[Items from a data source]

-------------------------

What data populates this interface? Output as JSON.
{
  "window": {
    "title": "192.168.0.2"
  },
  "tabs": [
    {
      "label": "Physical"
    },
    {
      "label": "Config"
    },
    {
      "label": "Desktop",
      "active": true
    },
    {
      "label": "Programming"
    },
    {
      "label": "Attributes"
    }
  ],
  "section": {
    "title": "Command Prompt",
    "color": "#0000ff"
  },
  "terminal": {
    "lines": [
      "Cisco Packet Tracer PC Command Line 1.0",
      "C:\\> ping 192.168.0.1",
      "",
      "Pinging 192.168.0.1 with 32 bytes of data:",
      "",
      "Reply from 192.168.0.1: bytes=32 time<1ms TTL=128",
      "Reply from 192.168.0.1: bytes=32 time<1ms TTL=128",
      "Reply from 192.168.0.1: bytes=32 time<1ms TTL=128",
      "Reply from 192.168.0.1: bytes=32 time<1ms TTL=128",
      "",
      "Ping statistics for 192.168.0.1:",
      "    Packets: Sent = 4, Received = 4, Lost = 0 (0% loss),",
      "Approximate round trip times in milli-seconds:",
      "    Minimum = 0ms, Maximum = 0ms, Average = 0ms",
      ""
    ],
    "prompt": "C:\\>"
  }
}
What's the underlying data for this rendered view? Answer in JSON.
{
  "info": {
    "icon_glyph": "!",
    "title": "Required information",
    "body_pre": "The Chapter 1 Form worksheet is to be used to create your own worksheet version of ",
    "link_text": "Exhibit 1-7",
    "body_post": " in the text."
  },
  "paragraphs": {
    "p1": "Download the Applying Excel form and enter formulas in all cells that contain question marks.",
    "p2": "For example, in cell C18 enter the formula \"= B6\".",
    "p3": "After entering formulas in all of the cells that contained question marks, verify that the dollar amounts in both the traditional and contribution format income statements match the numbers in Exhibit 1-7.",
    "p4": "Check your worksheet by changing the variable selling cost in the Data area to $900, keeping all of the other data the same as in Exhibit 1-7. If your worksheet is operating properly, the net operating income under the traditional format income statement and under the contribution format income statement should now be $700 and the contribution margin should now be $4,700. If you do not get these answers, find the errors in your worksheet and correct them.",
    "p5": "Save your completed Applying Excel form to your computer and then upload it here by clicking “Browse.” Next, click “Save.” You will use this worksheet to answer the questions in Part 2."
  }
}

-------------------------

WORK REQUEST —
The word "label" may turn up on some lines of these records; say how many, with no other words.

EXERCISE RESULT —
5